Youth dies as hair transplant goes badly awry
08 June 2016
One would hardly expect a hair transplant to have fatal consequences, but that is what happened to Santosh Kumar, a final year MBBS student at the Madras Medical College. A simple hair transplant went badly wrong, leading to his death
''For us, everything has been a struggle. He was our only child and we wanted him to be happy,'' sobbed his mother Josephine.
Though Santosh died on 17 May, the story only came to light following a report in The Times of India. His parents Josephine and Pandiaraj want justice for a son born 12 years after their marriage.
Santosh went for transplant surgery at the Advanced Robotic Hair Transplant Centre in Nungambakkam, a salon which has a license only for hair cutting and styling. But clearly, they were conducting procedures that were almost minor surgeries without requisite clearance.
The cost? Rs1,20,000 to Rs1,50,000.
The centre has now been sealed by the authorities. The transplant was done by Dr Hariprasad Kasturi, an anaesthetist, and Dr A Vineeth Suryakumar, a doctor who got his MBBS degree from a college in China.
Santosh had grade 2 baldness, a condition which causes hair loss from the front of the head. He had opted for Follicular Unit Extraction (FUE), a technique in which follicular units are removed directly from the donor area. The grafts are then transplanted into the bald areas.
It is performed under local anaesthesia and the procedure needs to be performed by a surgeon as it is considered a minor surgical procedure.
Dr Vineeth Kumar, the doctor at the Centre who performed the procedure, was not a surgeon equipped with either a dermatology or plastic surgery degree – a necessary qualification in the field.
Moreover, Dr Hariprasad Kasturi, the anaesthetist, was not present throughout the procedure after administering anaesthesia – another basic requirement.
Santosh's friend Jayapraveen said that he had not been planning an immediate transplant and simply wanted to consult various centres. But the ARHT Centre told Santosh that if he paid the advance he would get a 50-per cent discount. So he agreed, and his mother accompanied him for the procedure.
Gradually, Santosh showed signs of discomfort as the follicles were being replanted and was taken to the clinic where the anaesthetist worked. Drowsiness and a fever persisted, but the doctor assured him that nothing was wrong and this wasn't unusual.
He was then taken to Guest Hospital in Kilpauk and given a paracetamol injection. But Rs10,000 a night for admission? He couldn't afford it.

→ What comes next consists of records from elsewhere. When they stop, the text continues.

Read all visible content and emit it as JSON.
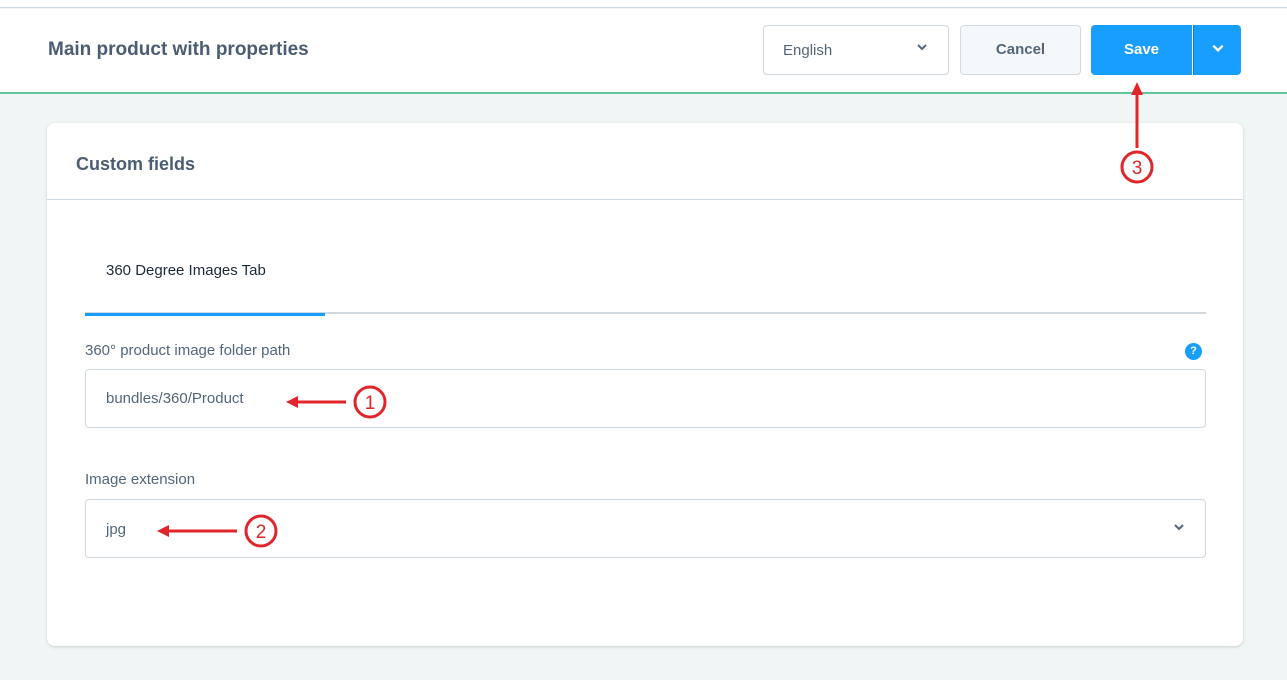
{
  "header": {
    "title": "Main product with properties",
    "language": "English",
    "cancel_label": "Cancel",
    "save_label": "Save"
  },
  "card": {
    "title": "Custom fields",
    "tabs": [
      {
        "label": "360 Degree Images Tab",
        "active": true
      }
    ],
    "fields": {
      "folder_path": {
        "label": "360° product image folder path",
        "value": "bundles/360/Product"
      },
      "extension": {
        "label": "Image extension",
        "value": "jpg"
      }
    }
  },
  "annotations": [
    {
      "number": "1",
      "target": "folder-path-input"
    },
    {
      "number": "2",
      "target": "image-extension-select"
    },
    {
      "number": "3",
      "target": "save-button"
    }
  ],
  "colors": {
    "accent": "#189eff",
    "header_border": "#5ec79a",
    "annotation": "#e0262b",
    "background": "#f0f6f5"
  },
  "icons": {
    "chevron": "chevron-down-icon",
    "help": "help-icon",
    "annotation_arrow": "arrow-icon"
  }
}
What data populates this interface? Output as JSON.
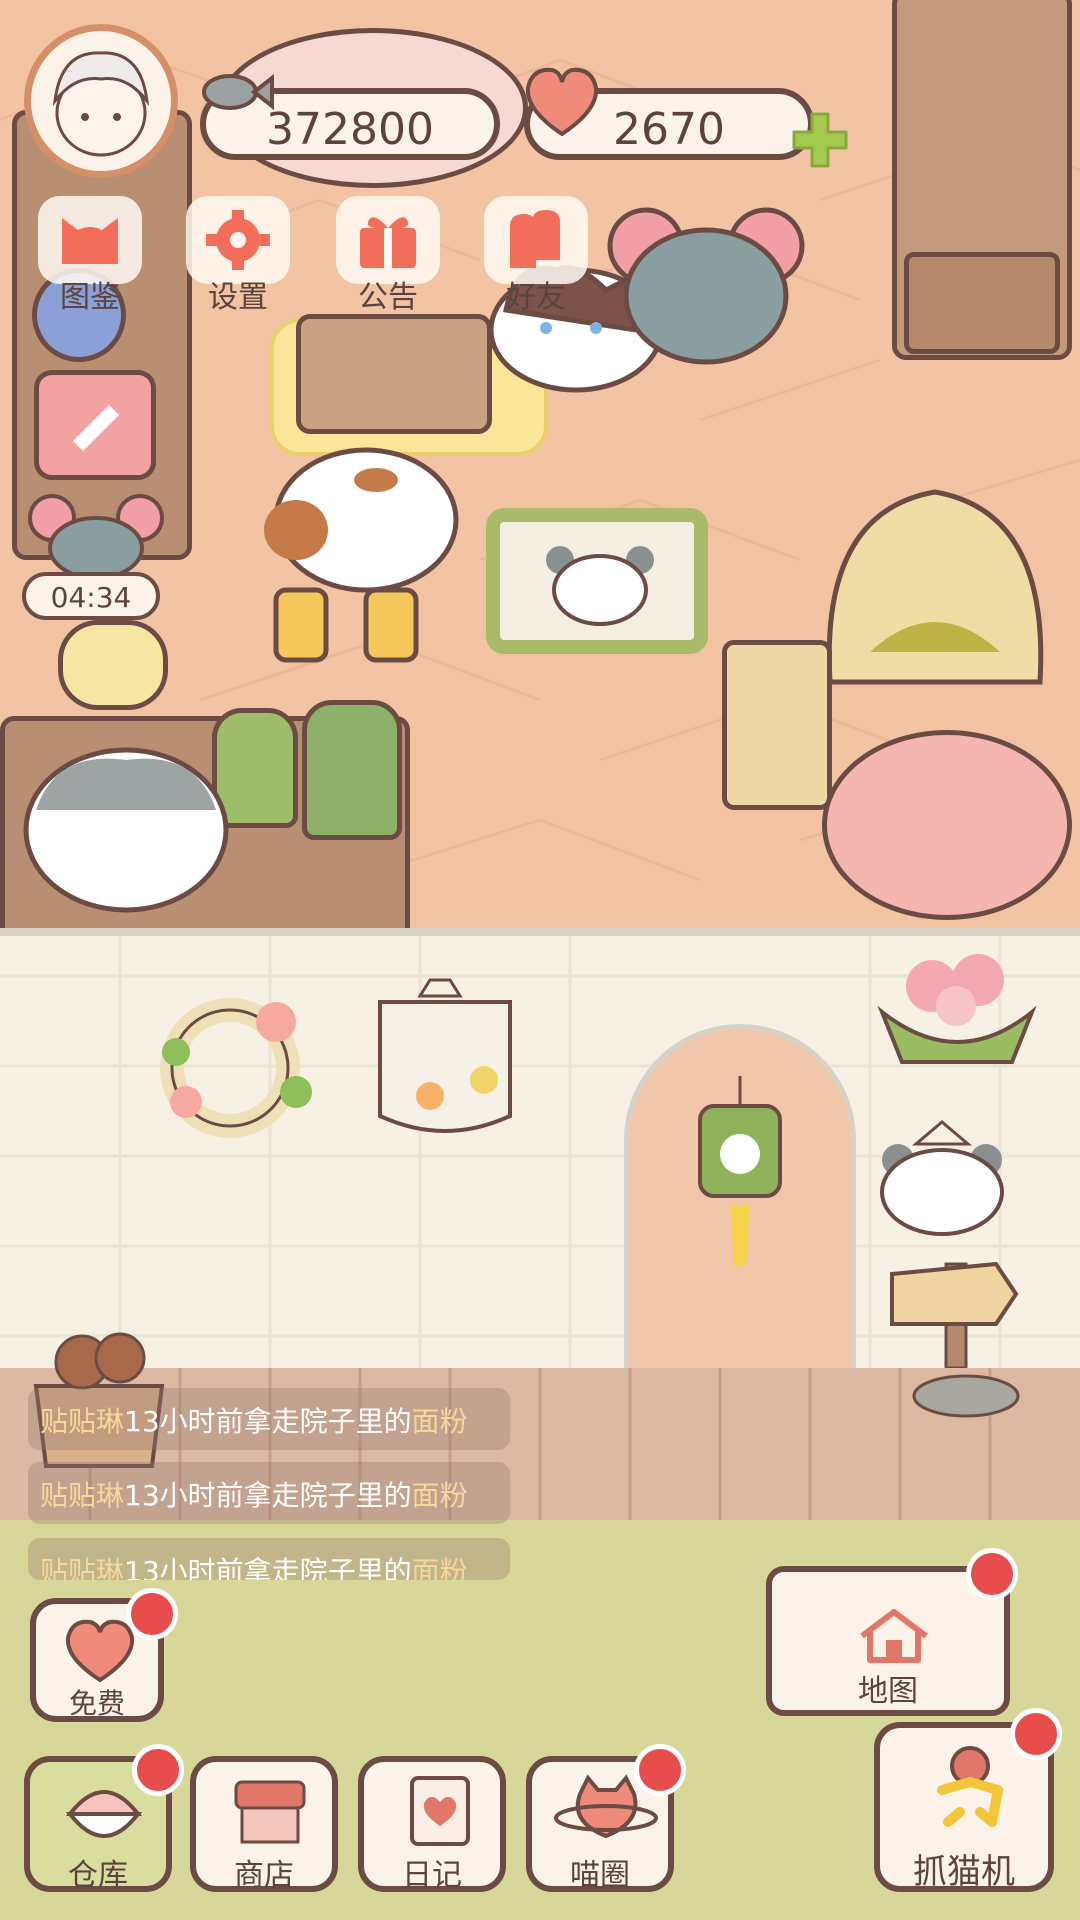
{
  "currencies": {
    "fish_coins": "372800",
    "hearts": "2670"
  },
  "menu": {
    "items": [
      {
        "label": "图鉴",
        "icon": "cat-head-icon"
      },
      {
        "label": "设置",
        "icon": "gear-icon"
      },
      {
        "label": "公告",
        "icon": "gift-icon"
      },
      {
        "label": "好友",
        "icon": "friends-icon"
      }
    ]
  },
  "timer": "04:34",
  "activity_log": [
    {
      "name": "贴贴琳",
      "text": "13小时前拿走院子里的",
      "item": "面粉"
    },
    {
      "name": "贴贴琳",
      "text": "13小时前拿走院子里的",
      "item": "面粉"
    },
    {
      "name": "贴贴琳",
      "text": "13小时前拿走院子里的",
      "item": "面粉"
    }
  ],
  "bottom": {
    "free_label": "免费",
    "map_label": "地图",
    "warehouse_label": "仓库",
    "shop_label": "商店",
    "diary_label": "日记",
    "cat_circle_label": "喵圈",
    "claw_machine_label": "抓猫机"
  },
  "colors": {
    "floor": "#f3c4a4",
    "wall": "#f6f1e4",
    "lawn": "#d8d79a",
    "outline": "#6b4b43",
    "badge": "#e84d4d",
    "accent_pink": "#f08a7a"
  }
}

As he left for his home town Arni in Thiruvannamalai, it only got worse – fever, diarrhoea and vomiting. The next day his family admitted him to CMC Vellore, where he was shifted to the ICU.

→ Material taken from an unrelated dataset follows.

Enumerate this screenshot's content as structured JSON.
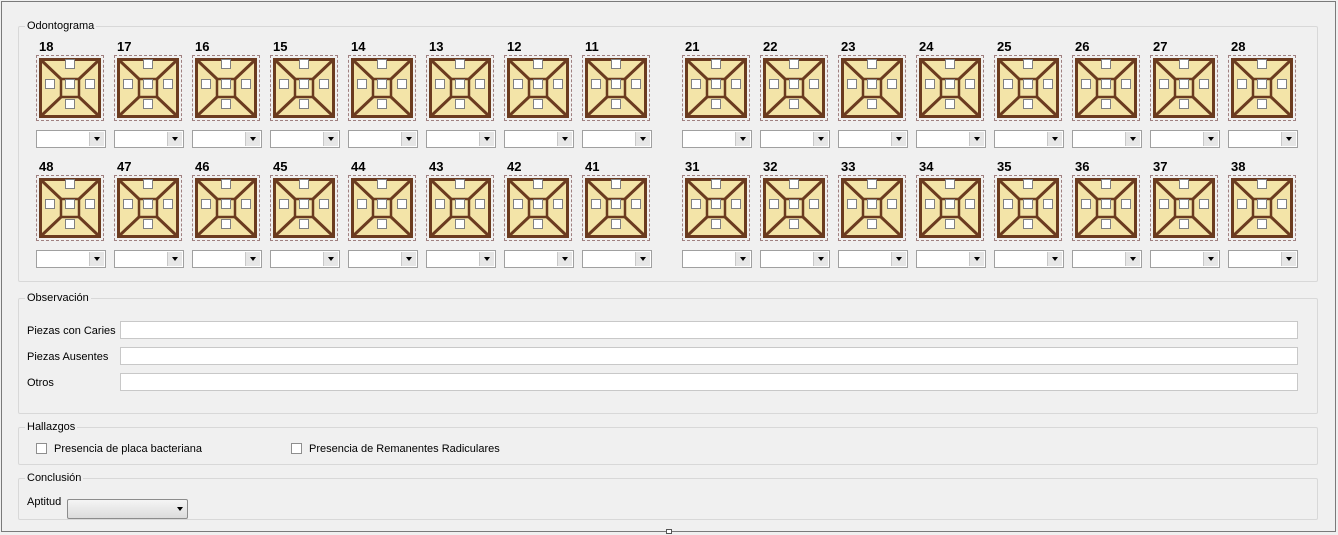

On the way, his fingers started turning blue. His kidneys failed and he was recommended dialysis. The next day, he had multiple organ failure.
And finally, he succumbed to a cardiac arrest on 17 May. Santosh had organ failure due to delayed anaphylaxis, an allergic reaction which can be triggered by anaesthesia.
Initially, the family did not want to file a police complaint because they wanted a peaceful cremation. But three days after his death, Santosh's friends convinced the family to file a police complaint – only to be turned down by the police due to lack of evidence.
''We then approached the Directorate of Medical Services on 30 May and thankfully, they listened to us,'' Jayapraveen said.
The directorate took action and Santosh's friends were relieved to see that the transplant centre had been sealed on their orders. The day after, the police finally agreed to file a complaint.
The negligence of an unqualified doctor cost his son's life, rues Santosh's father Pandiaraj.
''I want strict action against the person who conducted the surgery and who administered the anaesthesia, Hariprasad. I want all other centres like this shut, so nothing else happens with another person. These men are solely responsible for my son's death,'' he said.
Senthil, President of the Directorate of Medical Services, said, ''It depends on the level of their fault. We cannot say anything now. We need to know exactly what happened. Three things matter: the set-up of the place, what exactly happened and exact qualification of the people who carried out the surgery.''